▸ Requirement: Nothing but the records, repeated word for word and free of pictures, belongs in the answer.

── Records shown

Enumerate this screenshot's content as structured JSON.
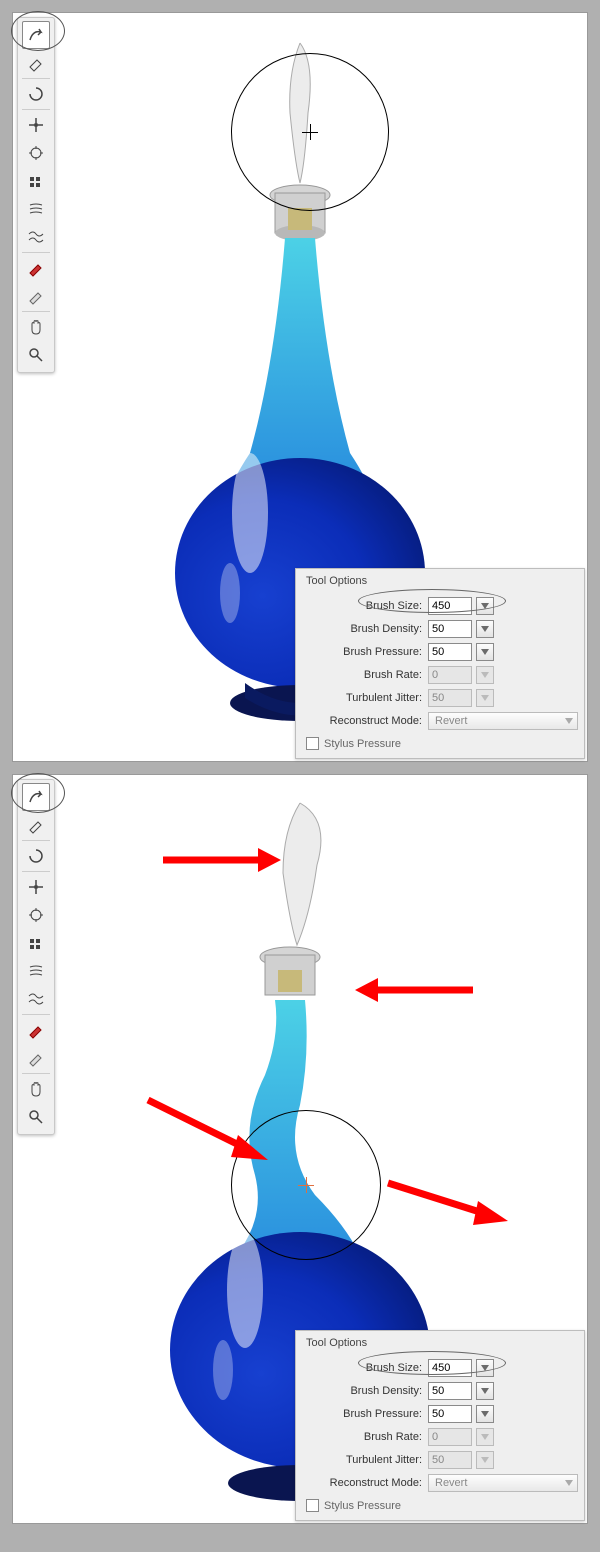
{
  "tool_options": {
    "title": "Tool Options",
    "labels": {
      "brush_size": "Brush Size:",
      "brush_density": "Brush Density:",
      "brush_pressure": "Brush Pressure:",
      "brush_rate": "Brush Rate:",
      "turbulent_jitter": "Turbulent Jitter:",
      "reconstruct_mode": "Reconstruct Mode:"
    },
    "values": {
      "brush_size": "450",
      "brush_density": "50",
      "brush_pressure": "50",
      "brush_rate": "0",
      "turbulent_jitter": "50",
      "reconstruct_mode": "Revert"
    },
    "stylus_label": "Stylus Pressure"
  },
  "tools": [
    "forward-warp",
    "reconstruct",
    "twirl-cw",
    "pucker",
    "bloat",
    "push-left",
    "mirror",
    "turbulence",
    "freeze-mask",
    "thaw-mask",
    "hand",
    "zoom"
  ]
}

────

▸ Result for this task:
Enumerate this screenshot's content as structured JSON.
{
  "tool_options": {
    "title": "Tool Options",
    "labels": {
      "brush_size": "Brush Size:",
      "brush_density": "Brush Density:",
      "brush_pressure": "Brush Pressure:",
      "brush_rate": "Brush Rate:",
      "turbulent_jitter": "Turbulent Jitter:",
      "reconstruct_mode": "Reconstruct Mode:"
    },
    "values": {
      "brush_size": "450",
      "brush_density": "50",
      "brush_pressure": "50",
      "brush_rate": "0",
      "turbulent_jitter": "50",
      "reconstruct_mode": "Revert"
    },
    "stylus_label": "Stylus Pressure"
  },
  "tools": [
    "forward-warp",
    "reconstruct",
    "twirl-cw",
    "pucker",
    "bloat",
    "push-left",
    "mirror",
    "turbulence",
    "freeze-mask",
    "thaw-mask",
    "hand",
    "zoom"
  ]
}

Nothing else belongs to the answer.